Iraq War Inquiry: opening ears, and voices

This article appeared in the Yorkshire Post
Let's open up Iraq War inquiry to all voices

19 June 2009
Should the Iraq War inquiry be accessible to the public? Every sinew of me says yes. As a minister at the Foreign and Commonwealth Office during this period. I read many, not all but many, of the relevant documents, and had endless conversations with other governments in the period running up to the conflict.
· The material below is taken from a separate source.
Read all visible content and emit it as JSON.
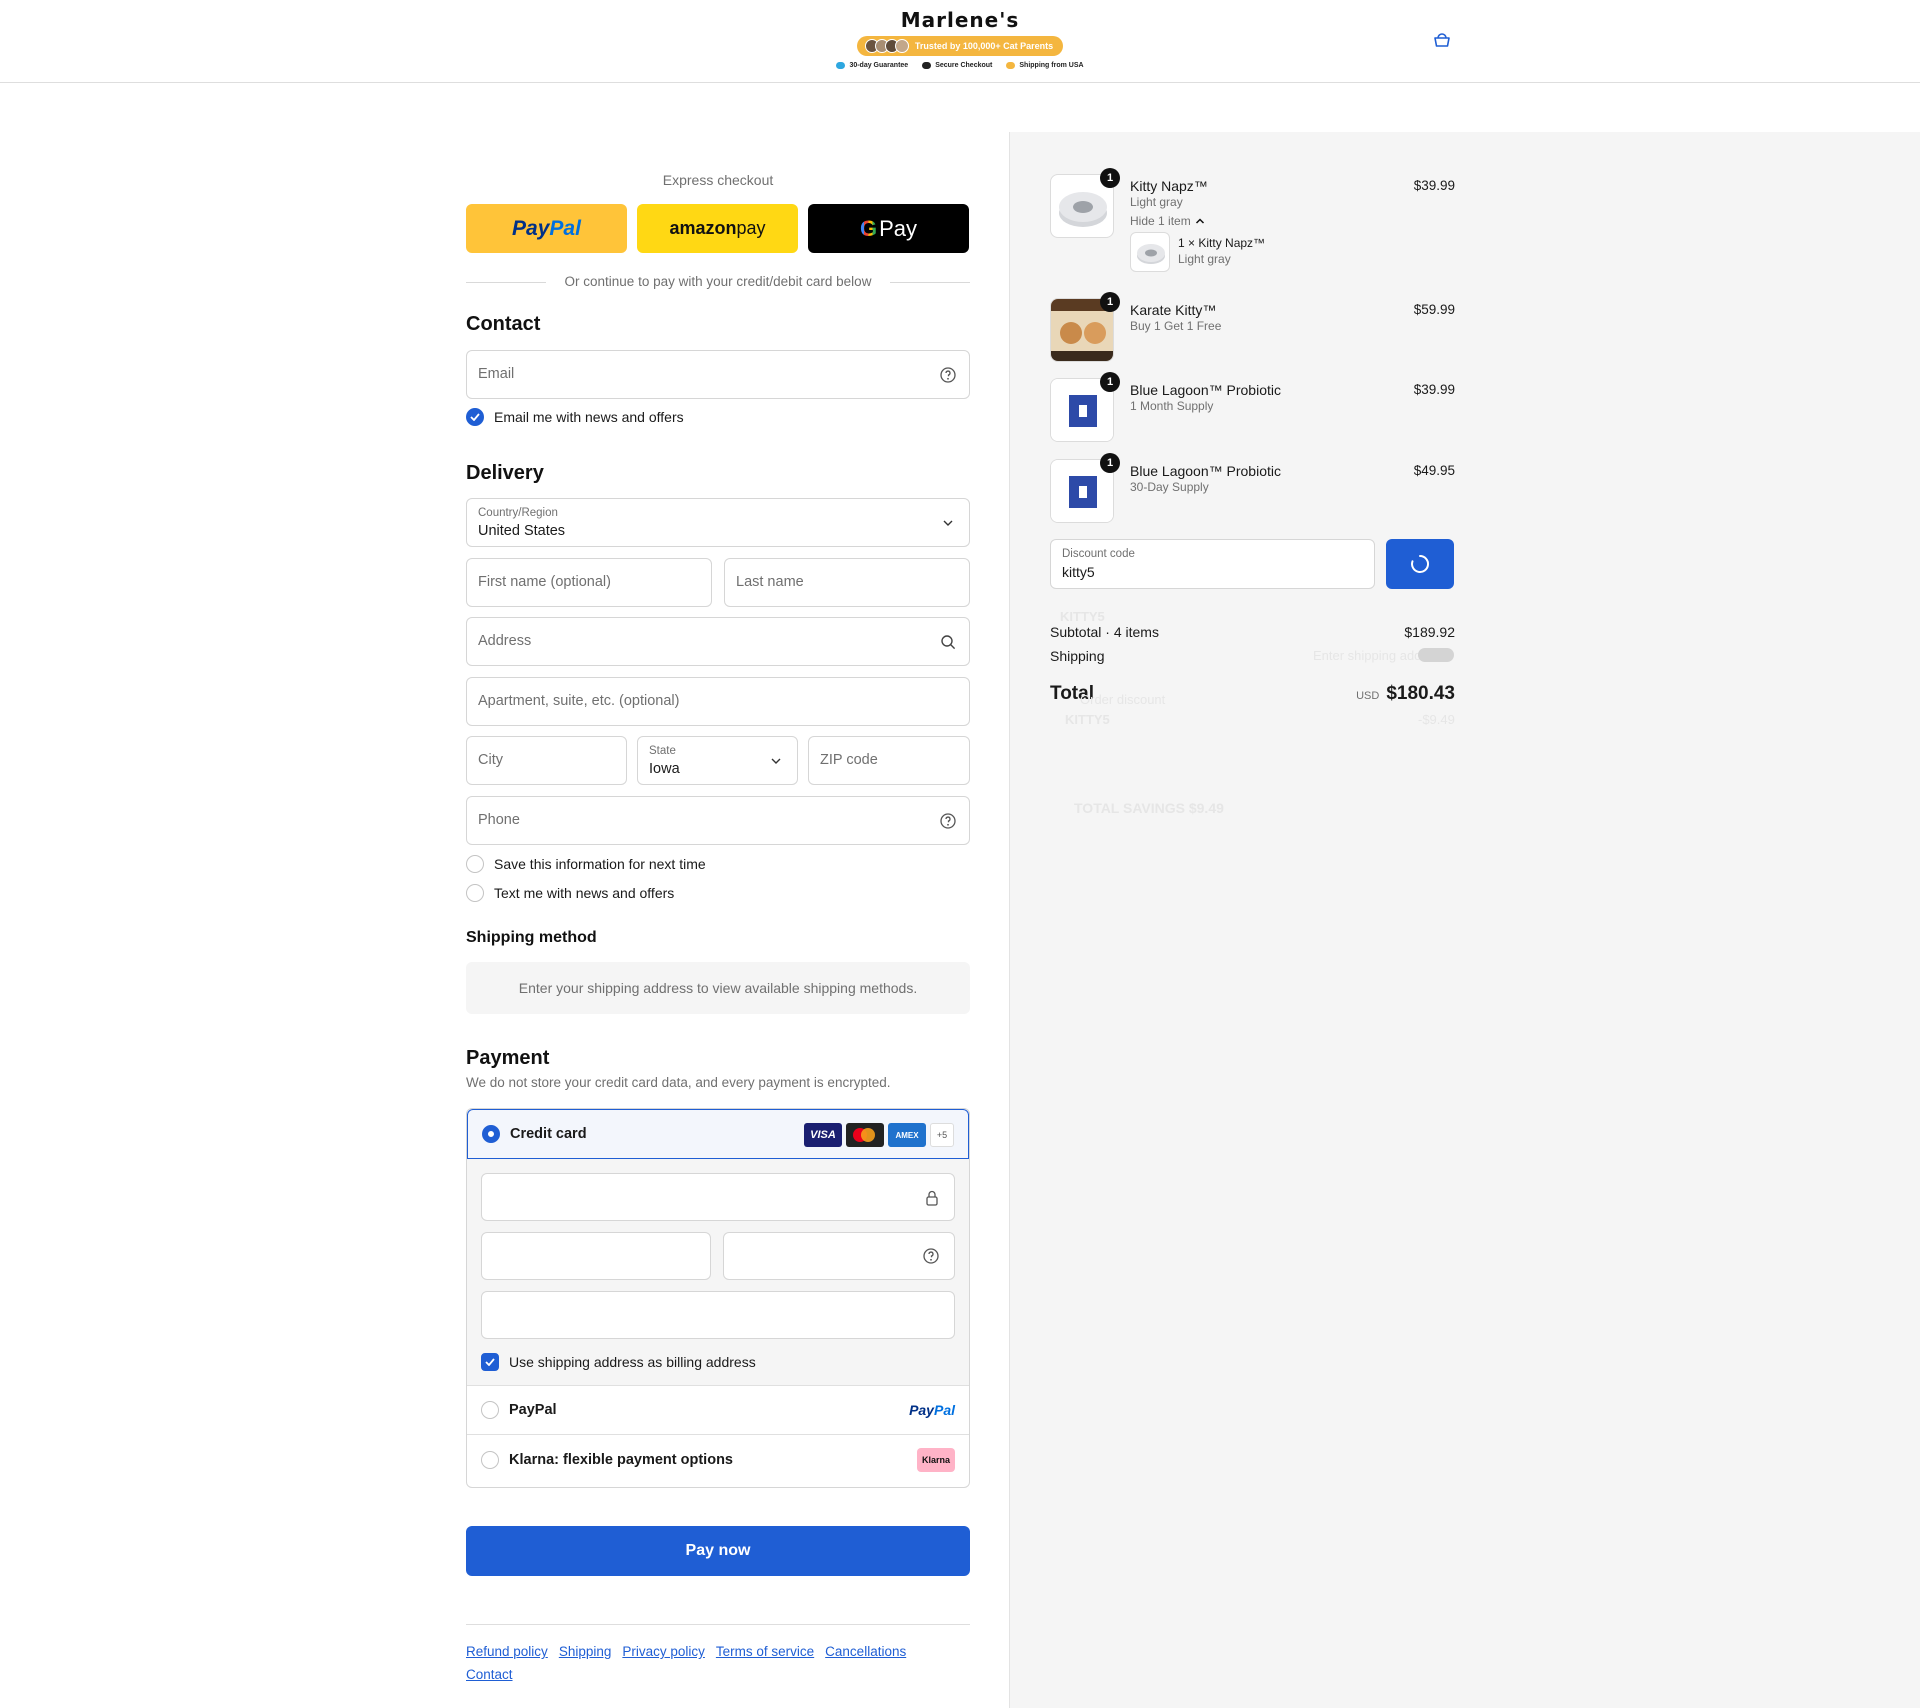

I am reasonably sure that there is no secret hidden away that will alter anyone's view of the conflict. Every government I spoke to before the outbreak of the conflict believed Saddam possessed weapons of mass destruction. They disagreed over the means to deal with him. But neither Jacques Chirac nor Gerhard Schroeder, nor the French or German intelligence agencies, questioned Saddam's desire to develop WMD. Those who believe it was wrong to take action to enforce UN resolutions and remove Saddam Hussein will rest convinced of their belief. Those who think it was right to remove a dictator and tyrant who had killed two million Muslims and gassed his own people, much as Britain took action against Slobadan Milosevic after his murderous assault of European Muslims in Bosnia and Kosovo, will be unlikely to change their minds. The deaths of Iraqis after the spring of 2003 are attributable to those forces – Jihadi Islamist extremists, Iran-backed Shia militants bent on killing Sunnis, other groups backed by al-Qaida and those private armies of killers abusing the religion of Islam who have been in place since the 1980s, financed by individuals in Saudi Arabia and elsewhere as part of the global jihad against democracy. This inconvenient truth is ignored by those who want to blame the deaths in Iraq since 2003 on western democracies, just as they argue today that the Taliban killings in Afghanistan and Pakistan are the fault of President Obama and his decision to increase US military presence there. I am glad the inquiry will look into the military action against Iraq prior to 2003. Robin Cook, as Foreign Secretary, put together the coalition that started the bombing of Iraq in 1998 to stay Saddam's hand in killing Kurds. The issue is not about historical facts but about political judgement. For two years the Conservatives, in the person of William Hague, have been calling for an inquiry based on the Falklands War inquiry chaired by Lord Franks. This met, took evidence and deliberated in private. This week the Prime Minister granted William Hague his wish. Now the leaders of the Conservative and Liberal Democrat parties are insisting that politicians should sit on the inquiry. I am not sure, in today's climate, that MPs should clamour to be on the commission. David Cameron and Nick Clegg may have their placemen in mind, just as I am sure Gordon Brown could find Labour MPs to balance them. But will a ding-dong between party politicians help? The other big question is whether those called to give evidence should do so in public and whether they should do so on oath. If the latter, witnesses can reasonably demand to be represented by lawyers as what should be a truth-seeking inquiry becomes more of a court or a tribunal sitting in judgement. If lawyers are involved, as in the Saville Inquiry into the Bloody Sunday killings, the process will take years. Saville is still sitting and costing millions in lawyers' fees. So for a full public inquiry taking evidence on oath from witnesses buttressed by lawyers opens a vista to a process that can take years and years. In addition, all the governments and foreign agencies whose papers can be revealed to a commission on inquiry which will not breach confidences would have a very different line if the most confidential communications were to be made public. It is not clear what the legal status is of diplomatic communications transmitted on the basis that they remain confidential. I am not sure any government in the world would talk to Britain in trust and in confidence on the basis that its communications were to be made public. So the call for a public inquiry actually vitiates the demands of those making the call. A full public inquiry would be a lawyers' dream and would not be allowed to disclose vital communications. That said, I hope the Iraq inquiry does agree to hold some sittings in public and interview key players, if they agree, in public. I welcome, therefore, Gordon Brown's move to change the terms of the inquiry so its members can determine which sessions are open and in public and which meetings take place in private to interview non-British players and to examine confidential material. And for every politician or civil servant questioned, I hope Iraqi civil society representatives are allowed to speak. They were ignored by democracy as they suffered under Saddam's tyranny. They have been ignored by many as they have fallen victim to the all-out assault on the elected Iraqi government by its state-sponsored and jihadist Islamist opponents. Let us hear from the people of Iraq as much as from our own politicians and officials.